- 3 customs booths for trucks
- parking area for trucks for inspections
High mast lighting is used on the Canadian side with regular light standards used for bridge and US toll plaza.
Previous suspension bridges
The current arch bridge replaced an old suspension bridge called the Queenston-Lewiston Bridge which was located seven-tenths mile (1.1 km) north. Coincidentally, the suspension bridge was originally built near the location of the present-day Rainbow Bridge, and was moved to Queenston in 1898 by R.S. Buck and engineer L.L. Buck, after the completion of the Rainbow Bridge's predecessor, the Upper Steel Arch Bridge. The suspension bridge was dismantled in 1963.
There are a couple of reminders of the earlier bridge. First are two columns that lie within the Earl W. Brydges Artpark State Park. Second is the original brass plaque, now located midspan alongside the road, right at the border between the two countries. The plaque is flanked by a US and a Canadian flag.

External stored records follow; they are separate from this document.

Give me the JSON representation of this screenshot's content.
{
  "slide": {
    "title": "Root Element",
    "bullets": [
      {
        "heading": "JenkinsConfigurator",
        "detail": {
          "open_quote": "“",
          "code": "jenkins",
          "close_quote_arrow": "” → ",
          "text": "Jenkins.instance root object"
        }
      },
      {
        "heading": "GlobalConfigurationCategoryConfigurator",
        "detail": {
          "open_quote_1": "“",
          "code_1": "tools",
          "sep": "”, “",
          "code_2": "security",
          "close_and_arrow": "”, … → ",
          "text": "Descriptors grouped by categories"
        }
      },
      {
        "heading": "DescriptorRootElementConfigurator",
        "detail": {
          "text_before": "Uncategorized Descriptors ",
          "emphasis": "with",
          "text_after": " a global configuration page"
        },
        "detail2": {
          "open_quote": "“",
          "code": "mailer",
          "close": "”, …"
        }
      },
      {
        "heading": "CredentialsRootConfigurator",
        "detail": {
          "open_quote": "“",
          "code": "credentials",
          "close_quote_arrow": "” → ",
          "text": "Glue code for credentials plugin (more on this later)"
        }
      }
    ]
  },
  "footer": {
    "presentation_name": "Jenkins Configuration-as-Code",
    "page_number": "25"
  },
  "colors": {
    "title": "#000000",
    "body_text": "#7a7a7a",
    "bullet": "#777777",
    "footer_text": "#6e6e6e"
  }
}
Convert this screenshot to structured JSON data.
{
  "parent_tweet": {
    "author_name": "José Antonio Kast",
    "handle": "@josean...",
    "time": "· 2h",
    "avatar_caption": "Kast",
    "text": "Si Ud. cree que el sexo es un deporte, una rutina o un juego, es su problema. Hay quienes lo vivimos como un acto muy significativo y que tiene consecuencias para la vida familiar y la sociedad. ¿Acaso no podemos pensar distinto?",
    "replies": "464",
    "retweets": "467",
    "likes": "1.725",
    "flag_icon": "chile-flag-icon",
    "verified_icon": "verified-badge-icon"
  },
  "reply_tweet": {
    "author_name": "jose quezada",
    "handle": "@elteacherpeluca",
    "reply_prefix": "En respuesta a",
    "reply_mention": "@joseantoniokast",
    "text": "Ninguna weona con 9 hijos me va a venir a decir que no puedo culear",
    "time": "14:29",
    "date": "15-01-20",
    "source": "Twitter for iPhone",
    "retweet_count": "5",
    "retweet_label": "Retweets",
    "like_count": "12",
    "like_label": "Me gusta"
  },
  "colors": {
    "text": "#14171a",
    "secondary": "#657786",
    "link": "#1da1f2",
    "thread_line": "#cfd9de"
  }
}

The supports are part of Owen Morrell's Omega, a steel sculpture and observation platform added in 1981. Two columns remain are found on the Canadian side at the foot of York Street in a wooded area now known as York Park.
The first Queenston-Lewiston Bridge was built in 1851 by engineer Edward Serrell and wrecked by wind in 1864 (or 1854). Some of the cables were still in place as late as 1895. The road deck span was about 841–849 ft (256–259 m). The suspension bridge design was unusual because the cables were attached to the cliff with only small towers. This made the road deck span shorter than the cable span of 1,040 feet (317 m).
|Wikimedia Commons has media related to Lewiston–Queenston Bridge.|
- "Lewiston-Queenston Bridge". HighestBridges.com. Eric Sakowski. 10 December 2009. Archived from the original on 21 May 2016. Retrieved 1 November 2016.
- "Bridges Over Niagara Falls". Niagarafrontier.com. Retrieved 2016-02-27.
- Niagara Falls Bridge Commission: Toll Cost & Vehicle Definitions Archived March 16, 2014, at the Wayback Machine.
- Niagara Falls Bridge Commission: Which Bridge to Take?
- "Installations and Statement". Owen Morrel. Retrieved 2016-02-27.
- Bridges over Niagara Falls
- Bridgemeister - 1851 Lewiston-Queenston - Lewiston, New York, USA and Queenston, Ontario, Canada
- Lewiston-Queenston Bridge (1962) at Structurae
- Niagara Falls Bridge Commission
- Images from the Niagara Historic Digital Collections
- Live Traffic Camera of Lewiston Queenston Bridge
- Lewiston Queenston Bridge Collection of Images Niagara Falls Public Library (Ont.)